A tea with much umami taste feels savory, brothy and with more body than usual.
I just can’t imagine going several days without drinking a tea that is high in umami.
When I became a regular tea drinker, I didn’t really understand why umami was important for Japanese green tea.
For example, I disliked gyokuro when I first tried it because it was way too brothy for my taste.
But now my palate has become used to it.
Umami taste and quality
In general, the amount of umami taste in a Japanese green tea is directly proportional to its quality.
The reason is that teas made from young leaves, and also shaded teas (such as matcha) have more amino acids.
However, with the arrival of single cultivar tea, the classic taste of Japanese tea is no longer the main standard to judge quality.
So it’s possible that in the future we’ll have Japanese teas that don’t have this taste as a main focus.
Green teas from other countries have umami taste as well.
But it’s normally lower than Japanese teas because of differences in tea cultivars and processing in general.
Umami taste and health benefits of green tea
I haven’t heard that umami taste can be good for your health. It’s rather neutral.
Moreover, the shading process used to increase amino acid content results in a lower amount of catechins, which are the healthy compounds in green tea.
However, catechins are bitter and astringent.
In other words, the shading process sacrifices health benefits in order to achieve a better taste.
Follow your own preferences
When I first discovered loose leaf green tea, I mostly drank genmaicha.
It’s hard for a beginner to properly appreciate a high quality tea.

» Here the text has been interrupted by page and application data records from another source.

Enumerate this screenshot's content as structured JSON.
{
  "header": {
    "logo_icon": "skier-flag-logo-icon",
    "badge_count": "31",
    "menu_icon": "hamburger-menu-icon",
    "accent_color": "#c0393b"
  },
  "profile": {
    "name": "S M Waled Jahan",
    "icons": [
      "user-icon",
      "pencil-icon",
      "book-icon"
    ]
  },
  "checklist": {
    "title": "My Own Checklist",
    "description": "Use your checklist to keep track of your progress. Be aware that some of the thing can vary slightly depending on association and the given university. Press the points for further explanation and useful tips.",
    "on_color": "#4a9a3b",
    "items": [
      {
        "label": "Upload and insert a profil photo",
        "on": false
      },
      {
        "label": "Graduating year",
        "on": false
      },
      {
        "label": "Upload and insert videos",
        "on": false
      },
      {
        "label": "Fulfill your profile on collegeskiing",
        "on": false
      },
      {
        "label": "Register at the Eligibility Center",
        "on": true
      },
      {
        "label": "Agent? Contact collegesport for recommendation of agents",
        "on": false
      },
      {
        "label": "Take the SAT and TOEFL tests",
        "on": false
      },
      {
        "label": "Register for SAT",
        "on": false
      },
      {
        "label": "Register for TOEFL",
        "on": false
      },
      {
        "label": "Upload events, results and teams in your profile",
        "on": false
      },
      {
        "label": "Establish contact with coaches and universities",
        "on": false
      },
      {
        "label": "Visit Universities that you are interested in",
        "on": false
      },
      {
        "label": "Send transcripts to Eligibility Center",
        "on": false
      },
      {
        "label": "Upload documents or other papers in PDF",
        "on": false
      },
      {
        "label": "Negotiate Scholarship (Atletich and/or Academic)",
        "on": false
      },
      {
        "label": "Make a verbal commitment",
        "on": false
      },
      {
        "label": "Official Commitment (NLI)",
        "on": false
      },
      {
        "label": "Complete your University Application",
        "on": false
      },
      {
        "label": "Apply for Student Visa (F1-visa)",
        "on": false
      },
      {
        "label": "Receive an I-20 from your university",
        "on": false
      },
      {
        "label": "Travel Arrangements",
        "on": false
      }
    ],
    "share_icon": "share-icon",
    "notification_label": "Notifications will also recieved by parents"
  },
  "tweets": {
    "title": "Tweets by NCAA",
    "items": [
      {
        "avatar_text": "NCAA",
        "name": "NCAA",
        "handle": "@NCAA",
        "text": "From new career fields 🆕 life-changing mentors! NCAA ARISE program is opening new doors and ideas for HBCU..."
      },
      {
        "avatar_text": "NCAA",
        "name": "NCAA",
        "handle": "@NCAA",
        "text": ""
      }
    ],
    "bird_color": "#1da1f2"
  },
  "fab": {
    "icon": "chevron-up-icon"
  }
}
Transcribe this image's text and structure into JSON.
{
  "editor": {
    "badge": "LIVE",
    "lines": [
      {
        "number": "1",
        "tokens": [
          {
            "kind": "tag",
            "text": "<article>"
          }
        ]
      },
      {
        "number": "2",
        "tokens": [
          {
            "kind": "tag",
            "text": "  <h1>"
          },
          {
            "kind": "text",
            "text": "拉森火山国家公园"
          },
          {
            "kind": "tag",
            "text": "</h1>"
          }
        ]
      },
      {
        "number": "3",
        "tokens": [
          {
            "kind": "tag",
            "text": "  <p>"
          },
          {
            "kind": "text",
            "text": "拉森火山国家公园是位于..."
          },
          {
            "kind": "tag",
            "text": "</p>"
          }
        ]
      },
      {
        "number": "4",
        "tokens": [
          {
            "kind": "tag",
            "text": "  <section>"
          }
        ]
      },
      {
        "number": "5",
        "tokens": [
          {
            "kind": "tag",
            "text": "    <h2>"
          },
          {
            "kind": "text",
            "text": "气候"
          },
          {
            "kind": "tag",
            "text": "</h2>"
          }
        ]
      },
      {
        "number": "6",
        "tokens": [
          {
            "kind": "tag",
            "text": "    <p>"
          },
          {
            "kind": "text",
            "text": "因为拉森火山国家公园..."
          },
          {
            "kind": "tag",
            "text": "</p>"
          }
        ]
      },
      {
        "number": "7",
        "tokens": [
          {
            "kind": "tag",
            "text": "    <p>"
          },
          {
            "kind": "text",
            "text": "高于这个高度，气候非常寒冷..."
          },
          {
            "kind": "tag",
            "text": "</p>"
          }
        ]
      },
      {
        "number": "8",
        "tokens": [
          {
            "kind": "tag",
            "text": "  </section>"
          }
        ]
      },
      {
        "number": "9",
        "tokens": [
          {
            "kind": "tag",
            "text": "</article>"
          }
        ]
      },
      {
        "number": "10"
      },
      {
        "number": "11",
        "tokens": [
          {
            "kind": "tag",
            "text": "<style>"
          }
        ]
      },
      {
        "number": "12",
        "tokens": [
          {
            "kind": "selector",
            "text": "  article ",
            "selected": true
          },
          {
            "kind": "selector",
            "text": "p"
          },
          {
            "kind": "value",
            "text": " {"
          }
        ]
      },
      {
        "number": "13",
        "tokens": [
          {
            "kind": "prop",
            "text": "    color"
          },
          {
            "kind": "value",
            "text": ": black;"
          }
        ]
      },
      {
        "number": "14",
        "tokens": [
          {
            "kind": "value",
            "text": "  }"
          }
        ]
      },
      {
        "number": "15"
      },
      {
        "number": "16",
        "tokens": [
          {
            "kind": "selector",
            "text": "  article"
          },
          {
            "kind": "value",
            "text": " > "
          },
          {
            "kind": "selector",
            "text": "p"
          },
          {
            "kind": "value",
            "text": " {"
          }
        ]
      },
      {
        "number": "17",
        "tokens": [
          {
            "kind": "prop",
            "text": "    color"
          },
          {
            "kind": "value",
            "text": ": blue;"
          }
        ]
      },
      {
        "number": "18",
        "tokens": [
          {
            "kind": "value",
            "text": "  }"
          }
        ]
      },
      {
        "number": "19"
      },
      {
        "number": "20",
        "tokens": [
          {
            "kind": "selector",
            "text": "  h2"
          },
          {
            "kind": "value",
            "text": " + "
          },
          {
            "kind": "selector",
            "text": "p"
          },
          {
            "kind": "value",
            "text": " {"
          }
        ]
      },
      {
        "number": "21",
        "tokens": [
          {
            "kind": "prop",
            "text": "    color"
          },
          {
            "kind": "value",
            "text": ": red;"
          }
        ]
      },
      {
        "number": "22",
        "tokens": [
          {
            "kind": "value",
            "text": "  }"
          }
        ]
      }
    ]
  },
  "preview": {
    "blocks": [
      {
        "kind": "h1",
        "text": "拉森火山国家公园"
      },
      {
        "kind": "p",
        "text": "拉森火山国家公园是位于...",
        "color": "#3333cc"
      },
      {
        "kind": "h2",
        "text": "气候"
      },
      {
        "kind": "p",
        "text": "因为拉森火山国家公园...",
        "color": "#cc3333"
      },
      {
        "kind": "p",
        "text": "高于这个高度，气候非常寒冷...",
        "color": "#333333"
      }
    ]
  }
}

Some experience is required.
While I’m into umami taste, perhaps you prefer green teas that feel light and sweet, or some other variation.
Just drink the types of tea that you find delicious, even if they aren’t considered to be particularly luxurious.